Kyongho Son’s Poster
Xiaoli Chen presented “Modeling Nitrate Exporting Patterns during Storm Events for a Semi-arid Mountain Watershed”, explaining how we downscale a daily version of the RHESSys model to an hourly version, and how we implement ”fill and spill” in RHESSys.
Xiaoli Chen’s poster
PhD student Kyongho Son presented “Strategic soil moisture and sapflux sampling design for improving ecohydrologic predictions in Sierra Critical Zone Observatory watersheds” at the Global Fair and Workshop on Long-Term Observing Systems of Mountain Social-Ecological Systems, held at the University of Nevada, Reno, USA the week of July 16-19, 2014.
Mountain Observatories: A Global Fair and Workshop
The Open Science Codefest is a participant driven, free conference that intersects environmental science and computer programming. Earth & environmental science researchers will collaborate with computer scientists to explore problems and solutions where these disciplines intersect. Sessions include: Techniques & Technologies for Visualizing Scientific Data, Techniques for adding semantics to your metadata, Create a native R package for accessing DataOne, and Extending metadata with semantics. The conference will be held in Santa Barbara September 2-4, 2014 – register today!
Open Science Codefest
Dr. Tague recently presented “Modelling interactions among vegetation structure, function and sensitivity to climate variability and change in mountain watersheds” at the Computational Methods in Water Resources International Conference, held at the University of Stuttgart, Germany. Naomi’s presentation was part of the computational ecohydrology session, which focused on issues related to enhancing our knowledge of biotic-abiotic process coupling and their scaling properties, the development of innovative numerical methods describing these interactions, and the further evolution of fully-coupled landscape models that capture the role of biota in the dynamics of hydrological and hydrodynamic processes.
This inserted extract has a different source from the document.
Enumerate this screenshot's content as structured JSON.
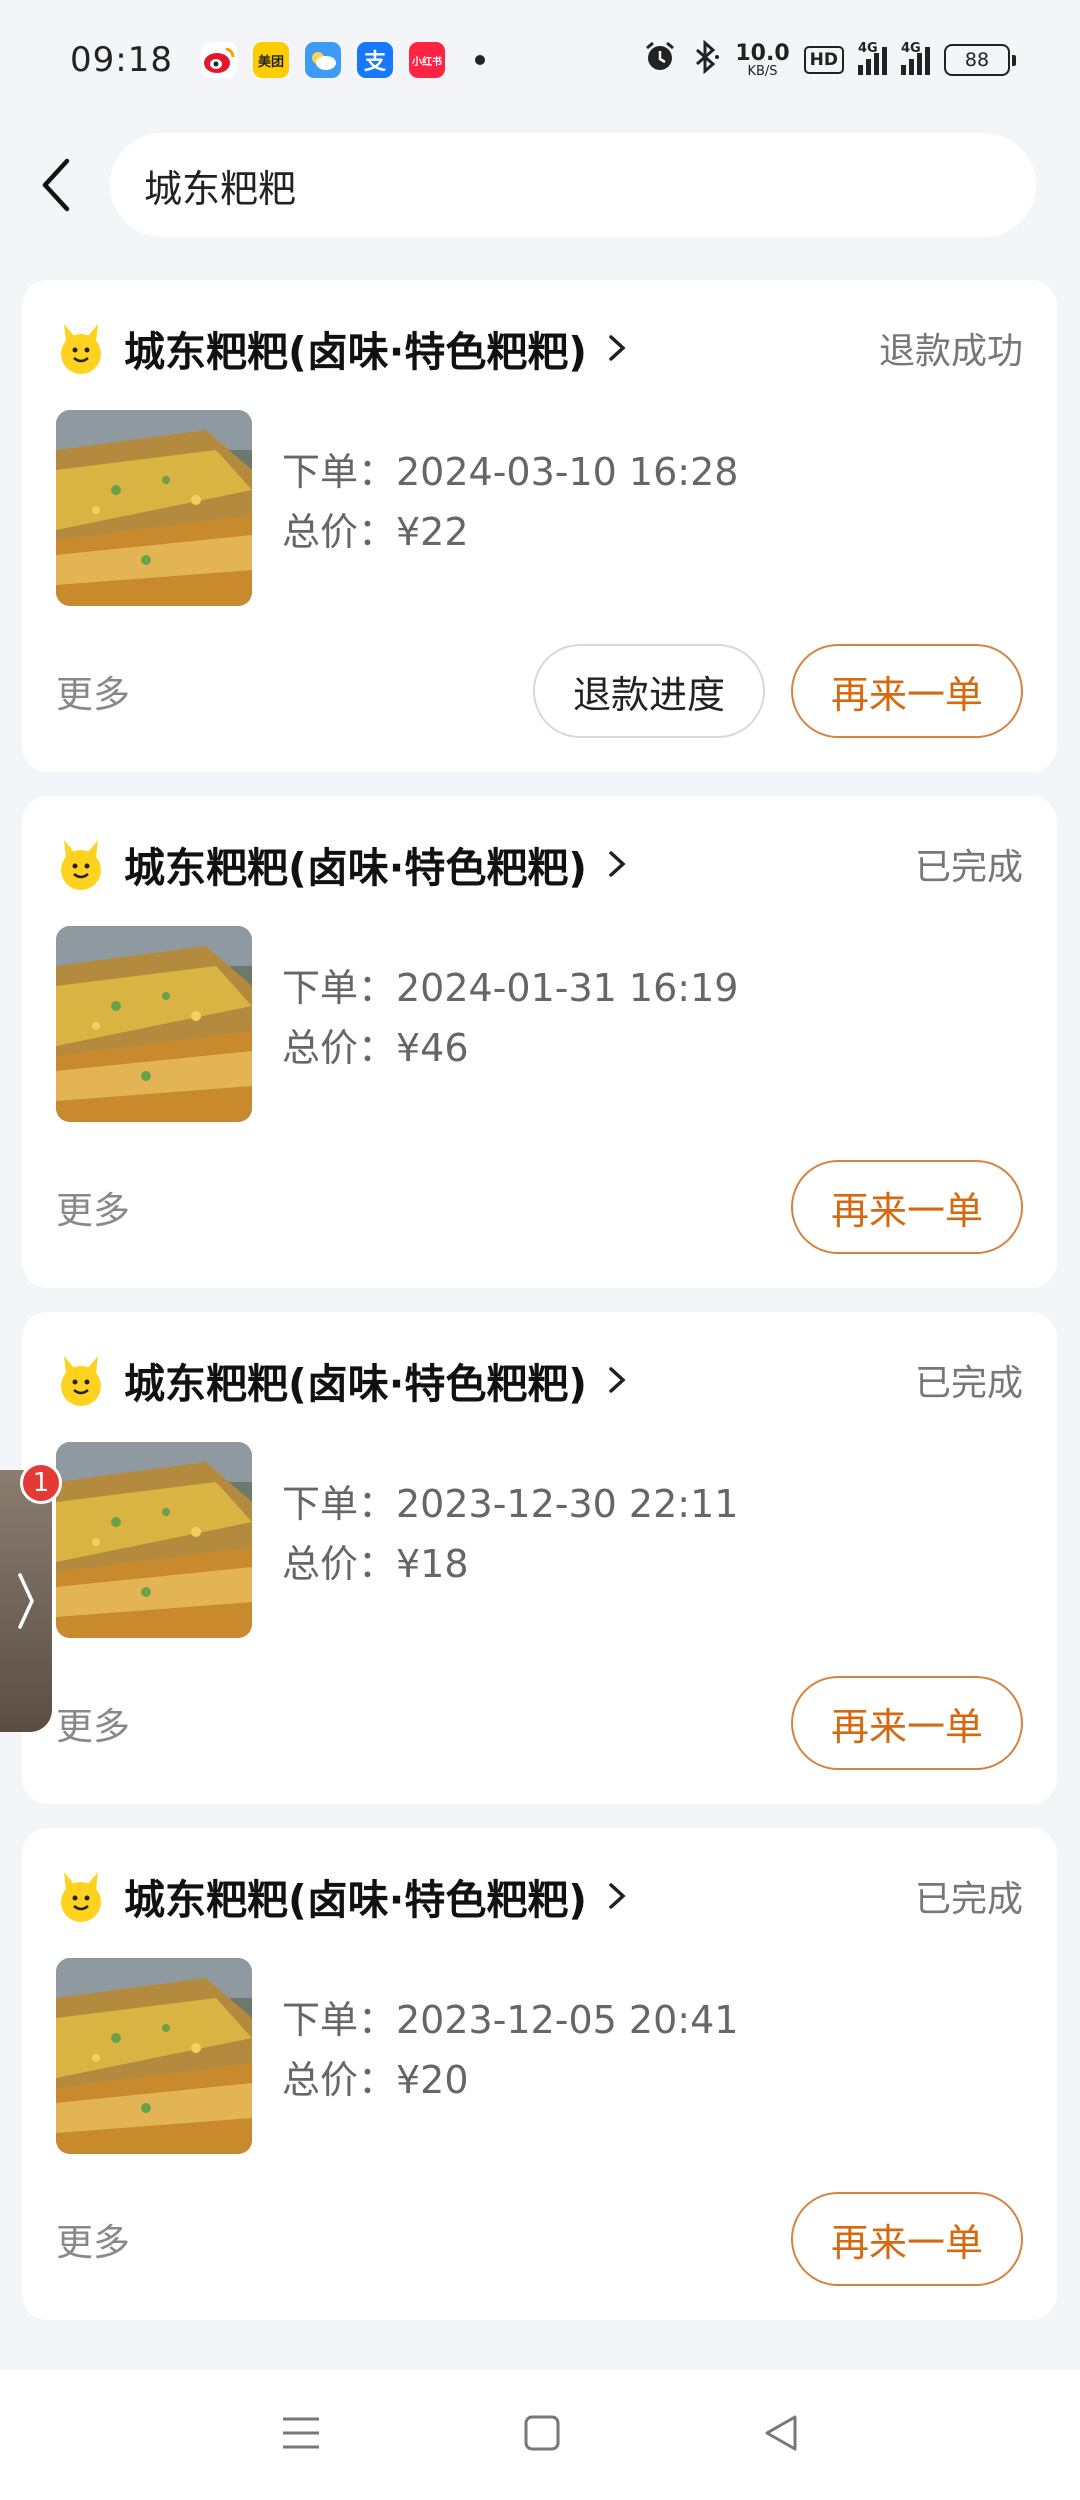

PhD student Aubrey Dugger’s work is featured in the Spring 2014 edition of Bren News (a publication of the Bren School of Environmental Science & Management). Aubrey has worked with Dr. Tague for the past five years, adding new functionality to the RHESSys model for the complex modeling work she is conducting in the Santa Fe watershed, addressing optimal thinning practices to maximize water yield – and considering management under the impacts of climate change. RHESSys users will also benefit from Aubrey’s work, which capturs fine-scale processes and their aggregate effects, as it has been embedded in the model and can be used in future research.
Read the article (page 9)